In the mad rush to lose weight, prescriptions for semaglutide drugs like Ozempic, Wegovy and Mounjaro have skyrocketed.
Manufacturers have struggled to keep pace with the overwhelming demand — which has paved the way for compounding pharmacies to step in.
Compounding pharmacies are drugmakers that combine, mix or alter ingredients to create medication that’s tailored to an individual patient.
They might, for example, make a drug for a child who’s allergic to a certain dye and needs a medication without it.
Though they perform an important service, these pharmacies exist in a state of regulatory limbo with lax or conflicting oversight, and their history is riddled with errors — some deadly.
And now, reports are surfacing of Ozempic and other semaglutide drugs made by compounders causing severe or life-threatening overdoses in unsuspecting patients.
“We’ve gotten calls about several of these cases,” Jimmy Leonard, director of clinical services at the Maryland Poison Center at the University of Maryland School of Pharmacy, recently told WebMD. “We’ve had people give themselves tenfold overdoses right off the bat. Boy, were they sick.”
Compounding pharmacy problems
In 2012, a compounding pharmacy in Massachusetts shipped drugs contaminated with a fungus throughout the US — the drugs were injected into patients’ spines and joints.
More than 750 people in 20 states developed severe fungal infections as a result, and 64 people died from the injections.
Drug safety researchers from Pew found 73 compounding errors or potential errors linked to more than 1,562 adverse events, including at least 116 deaths, from 2001 to 2019.
Pew researchers also reported that only 30% of states require compounding pharmacies to report serious adverse events, so the actual tally of deaths and adverse effects is probably much higher.
In most cases, state boards of pharmacy are responsible for the day-to-day oversight of state-licensed pharmacies.
Only compounding pharmacies that register with the Food and Drug Administration as outsourcing facilities under the Federal Food, Drug, and Cosmetic Act are overseen and inspected by the FDA.
And on the occasions that the FDA inspects a compounding pharmacy, it can find very disturbing conditions.
The FDA reports that it “has observed troubling conditions during many of its inspections of compounding facilities, including toaster ovens used for sterilization, pet beds near sterile compounding areas, and operators handling sterile drug products with exposed skin, which sheds particles and bacteria.”
Shortage of semaglutide drugs
The current shortage of semaglutide and many other drugs has been a windfall for compounding pharmacies.
Earlier this year, the University of Utah Drug Information Service reported more than 300 active drug shortages.
Drugs such as Adderall, cancer drugs like carboplatin and cisplatin, anesthetics including lidocaine and ketamine, and antibiotics like amoxicillin are in desperately short supply for hospitals and other medical facilities.

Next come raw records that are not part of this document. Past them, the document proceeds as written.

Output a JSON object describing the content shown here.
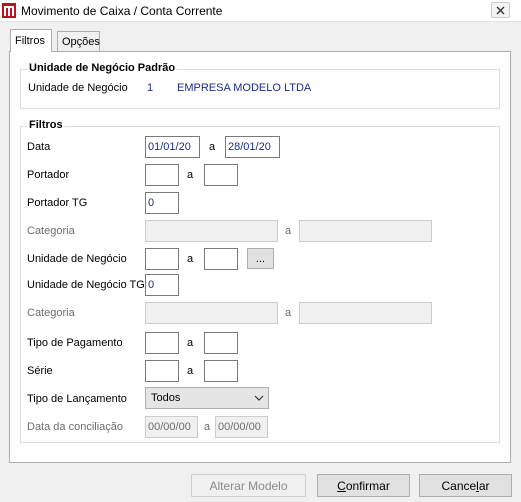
{
  "window": {
    "title": "Movimento de Caixa / Conta Corrente",
    "colors": {
      "value_text": "#1a2b8c",
      "app_icon": "#c0121e"
    }
  },
  "tabs": [
    {
      "label": "Filtros",
      "active": true
    },
    {
      "label": "Opções",
      "active": false
    }
  ],
  "default_unit": {
    "group_title": "Unidade de Negócio Padrão",
    "label": "Unidade de Negócio",
    "code": "1",
    "name": "EMPRESA MODELO LTDA"
  },
  "filters": {
    "group_title": "Filtros",
    "sep": "a",
    "data": {
      "label": "Data",
      "from": "01/01/20",
      "to": "28/01/20"
    },
    "portador": {
      "label": "Portador",
      "from": "",
      "to": ""
    },
    "portador_tg": {
      "label": "Portador TG",
      "value": "0"
    },
    "categoria1": {
      "label": "Categoria",
      "from": "",
      "to": ""
    },
    "unidade": {
      "label": "Unidade de Negócio",
      "from": "",
      "to": "",
      "browse": "..."
    },
    "unidade_tg": {
      "label": "Unidade de Negócio TG",
      "value": "0"
    },
    "categoria2": {
      "label": "Categoria",
      "from": "",
      "to": ""
    },
    "tipo_pagamento": {
      "label": "Tipo de Pagamento",
      "from": "",
      "to": ""
    },
    "serie": {
      "label": "Série",
      "from": "",
      "to": ""
    },
    "tipo_lancamento": {
      "label": "Tipo de Lançamento",
      "selected": "Todos"
    },
    "data_conciliacao": {
      "label": "Data da conciliação",
      "from": "00/00/00",
      "to": "00/00/00"
    }
  },
  "buttons": {
    "alterar": "Alterar Modelo",
    "confirmar_pre": "",
    "confirmar_u": "C",
    "confirmar_post": "onfirmar",
    "cancelar_pre": "Cance",
    "cancelar_u": "l",
    "cancelar_post": "ar"
  }
}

But as compounding pharmacies produce drugs like semaglutide, they’re often dispensing their versions in a liquid vial and an insulin syringe instead of a pen, which makes calculating a proper dosage difficult for patients.

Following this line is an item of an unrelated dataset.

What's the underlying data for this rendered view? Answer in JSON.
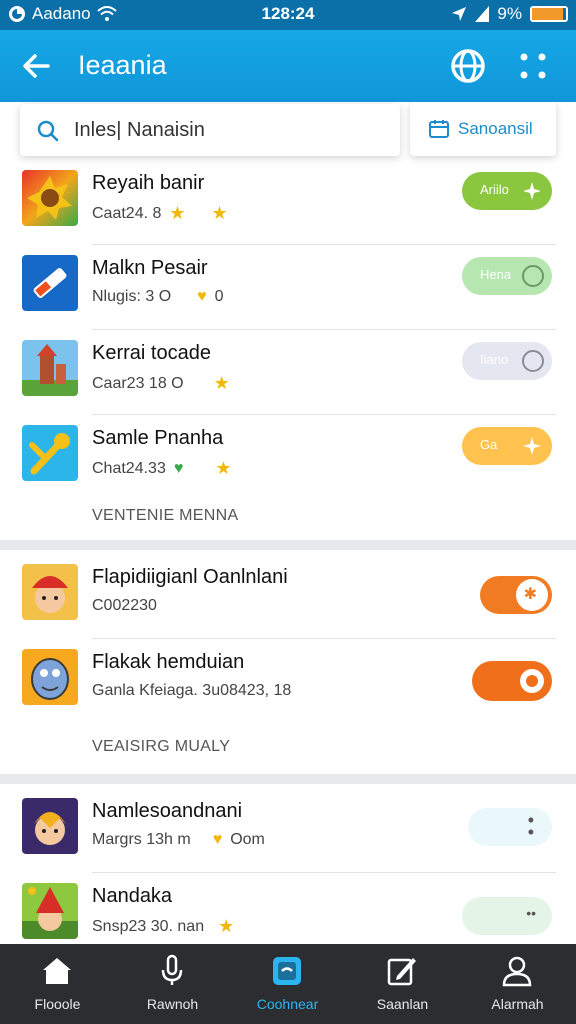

Moreover, the FDA is warning people that the ingredient in compounding pharmacies’ so-called “semaglutide” might not even be semaglutide, but knockoff salt forms such as semaglutide sodium or semaglutide acetate.
These counterfeit salt forms of semaglutide have never been shown to be safe or effective, and the FDA has not tested or approved them for use.
Just last month, the Journal of the American Pharmacists Association reported three cases of semaglutide overdoses, two from compounding pharmacies and one from an aesthetic spa.
Two patients self-administered 10 times the recommended dose, resulting in nausea, vomiting and abdominal pain that lasted for several days.
How to spot fake Ozempic
In June, Ozempic maker Novo Nordisk alerted the public that “a counterfeit Ozempic (semaglutide injection) pen was found in the US.”
The phony product “was reportedly purchased at a retail pharmacy and the company is actively investigating the report and collaborating with the FDA to identify the origin and distribution of the counterfeit pen.”
The drugmaker also offered tips to inform consumers of the differences between the real product and fakes. Genuine Ozempic pens:
- Do not extend or increase in length when setting the dose
- Are available in three doses: 0.25/0.5-milligram pen, 1-milligram pen or 2-milligram pen
- Come in a box that includes four needles that directly attach to the pen, except the 0.25/0.5-milligram dose, which comes with six needles
- Only show the intended dose when dialed up from 0
Genuine Wegovy pens:
- Are available only as fixed-dose auto-injectors and do not have a push button to administer the medication
- There is no option to set a dose or increase the length of the pen. Rather, pens are available in 0.25-milligram, 0.5-milligram, 1-milligram, 1.7-milligram and 2.4-milligram dosages
Counterfeit products can be identified in the following ways:
- The label on a counterfeit pen could be of poor quality and may not adhere well to the pen
- A counterfeit carton may have spelling mistakes or typos on the front of the box
- A counterfeit carton may not include the tamper-resistant perforation
- The batch number printed on a counterfeit box may not correspond to the product strength stated on the same box and pen